That sounds like a pregnant promise from any cable, let alone a model priced in the hi-fi basement. Let's see about those bases in need of coverage then, shall we?
|Mark had first sent me a pair terminated with banana plugs, which I can't use for my Omegas with their spade (or bare wire) only Cardas binding posts, but can use for my subwoofer connection. As a result, I ended up with an all-Ciao speaker wiring harness for my 2.1 system and, after due cleaning and Pro-Gold'ing of contacts, was ready to start playing music.
As Mr. Magee's intentions would suggest, I'd classify the Ciao as a good-sounding cable. The midrange is lush and tube-like, the bass round and confident. The high frequencies, however, leave a little something to be desired. The hand claps that open John Mayer's "Clarity" [Heavier Things, Aware/Columbia CK86185], so clear through my reference wires, were rendered as annoying snaps with the Ciaos. This observation was reinforced by the top treble keys of the piano in Nine Inch Nail's "Right Where it Belongs" [With Teeth, Interscope Records Halo 19]. Bear in mind that these are both extreme examples worthy of a sniffy test record and Lucinda Williams "Bus to Baton Rouge" [Essence, Lost Highway, 188170197-2], ripe with twangy guitar highs, came across beautifully every time. And whether the cables burned-in or the listener did, this weakness became less and less an issue as the review period wore on.
The cable's strengths include a more 3-D presentation -- with exceptional channel separation -- than my reference has me used to. Mark's quest for that illusive "sense of space" seems a success, even from adjoining rooms.
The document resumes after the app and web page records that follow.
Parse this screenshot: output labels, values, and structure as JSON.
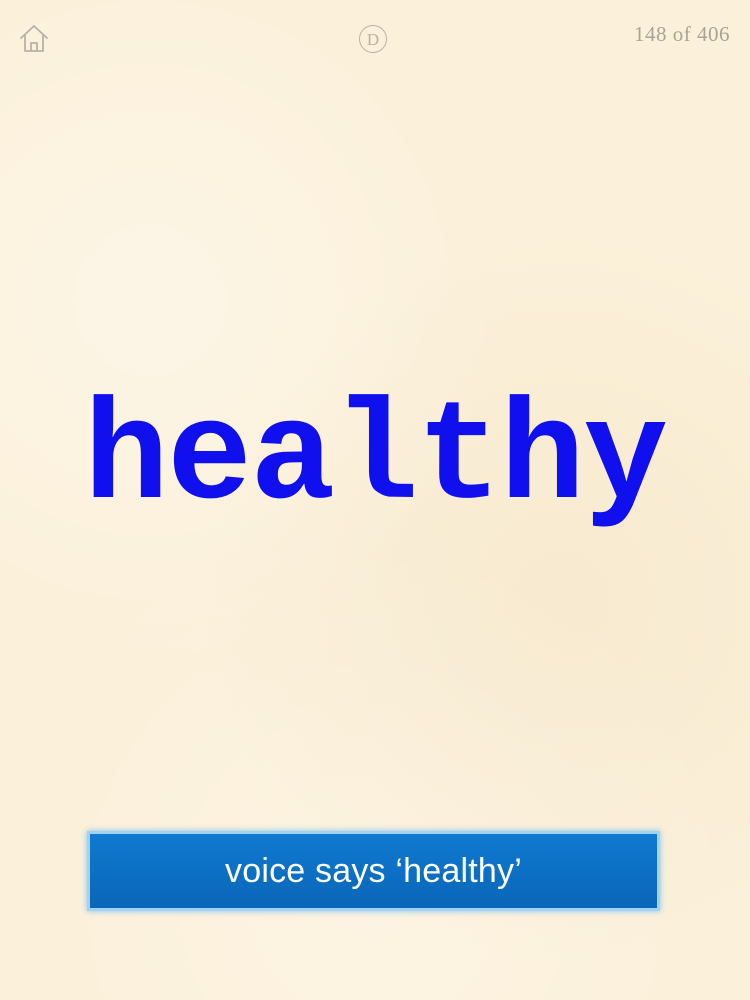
{
  "header": {
    "home_icon": "home-icon",
    "deck_letter": "D",
    "counter": "148 of 406"
  },
  "card": {
    "word": "healthy"
  },
  "voice_button": {
    "label": "voice says ‘healthy’"
  },
  "colors": {
    "background": "#fbf0d9",
    "word": "#1010ee",
    "button": "#0a6fc4",
    "button_border": "#9fd3f2",
    "chrome": "#b8b2a6"
  }
}
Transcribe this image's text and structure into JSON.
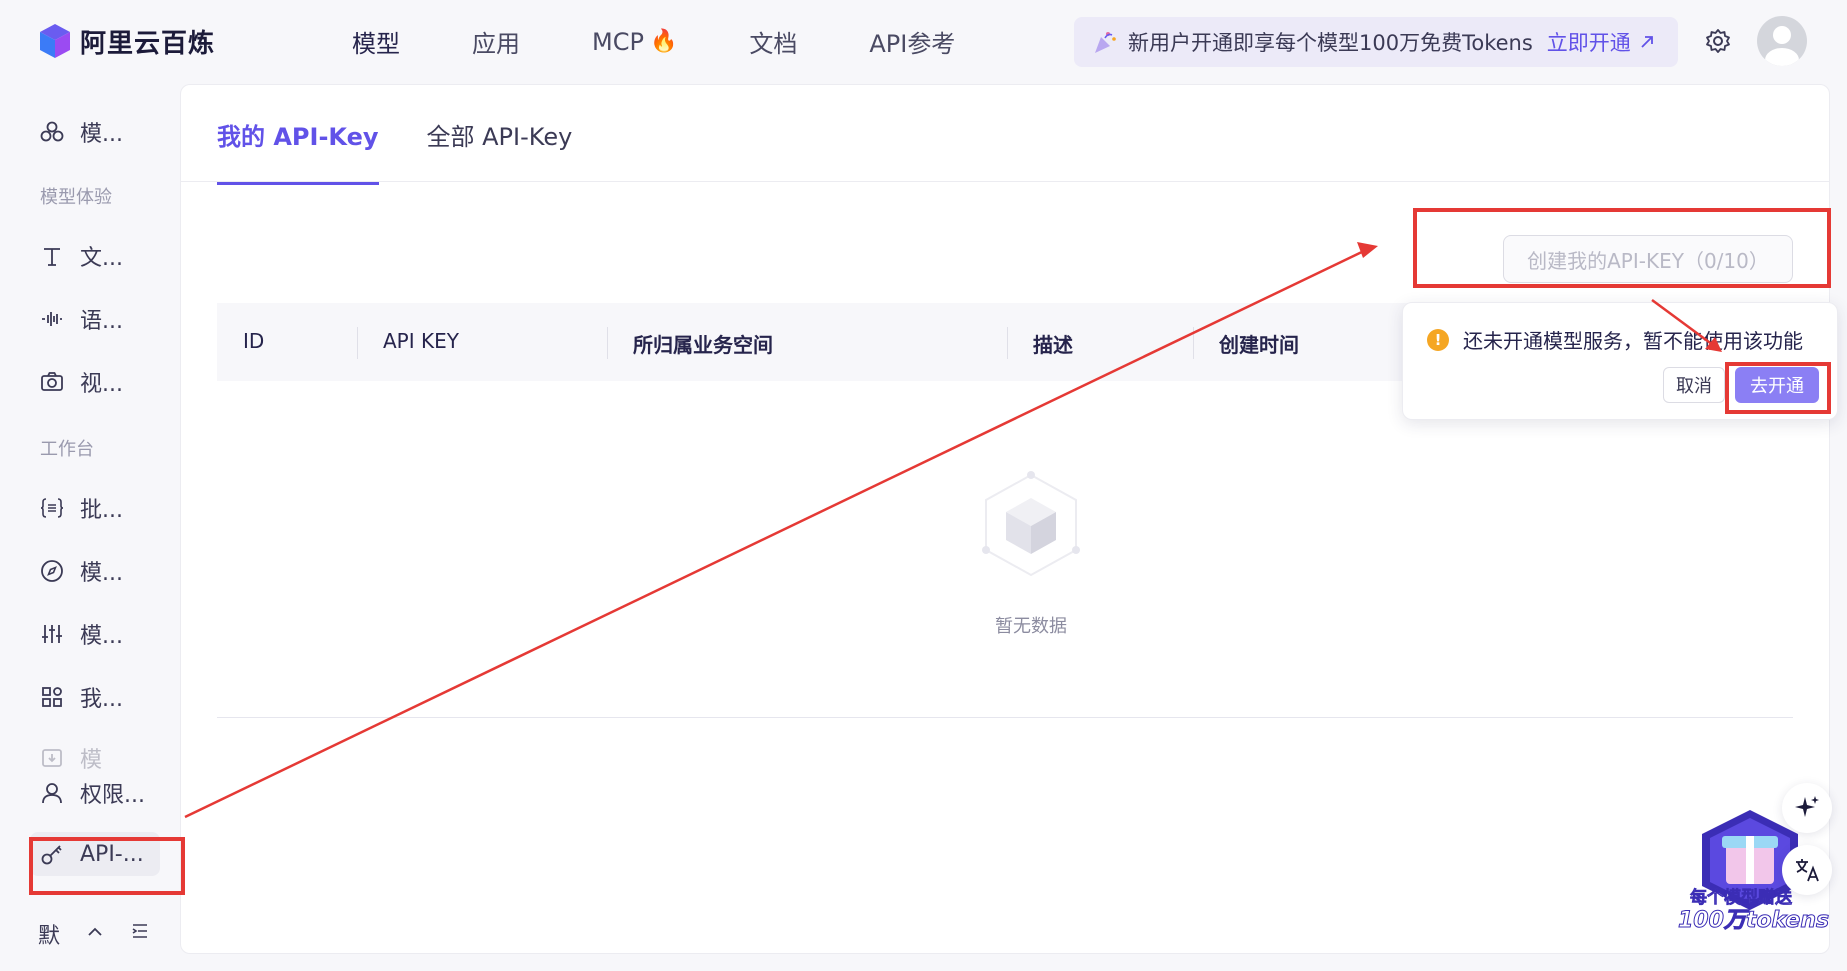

All things considered, for those looking for a custom quality speaker cable at a chain store price, the Ciao cable is a must listen. And even though I suspect this cable is a better match with more, uh, 'traditional' systems than my own, I'm considering adding the Ciaos as an additional reference at the price point. YMMV, as always. But here the price/pitfall equation works out nicely and I can recommend this cable with a straight face even to those with more expensive habits than my own. Ciao.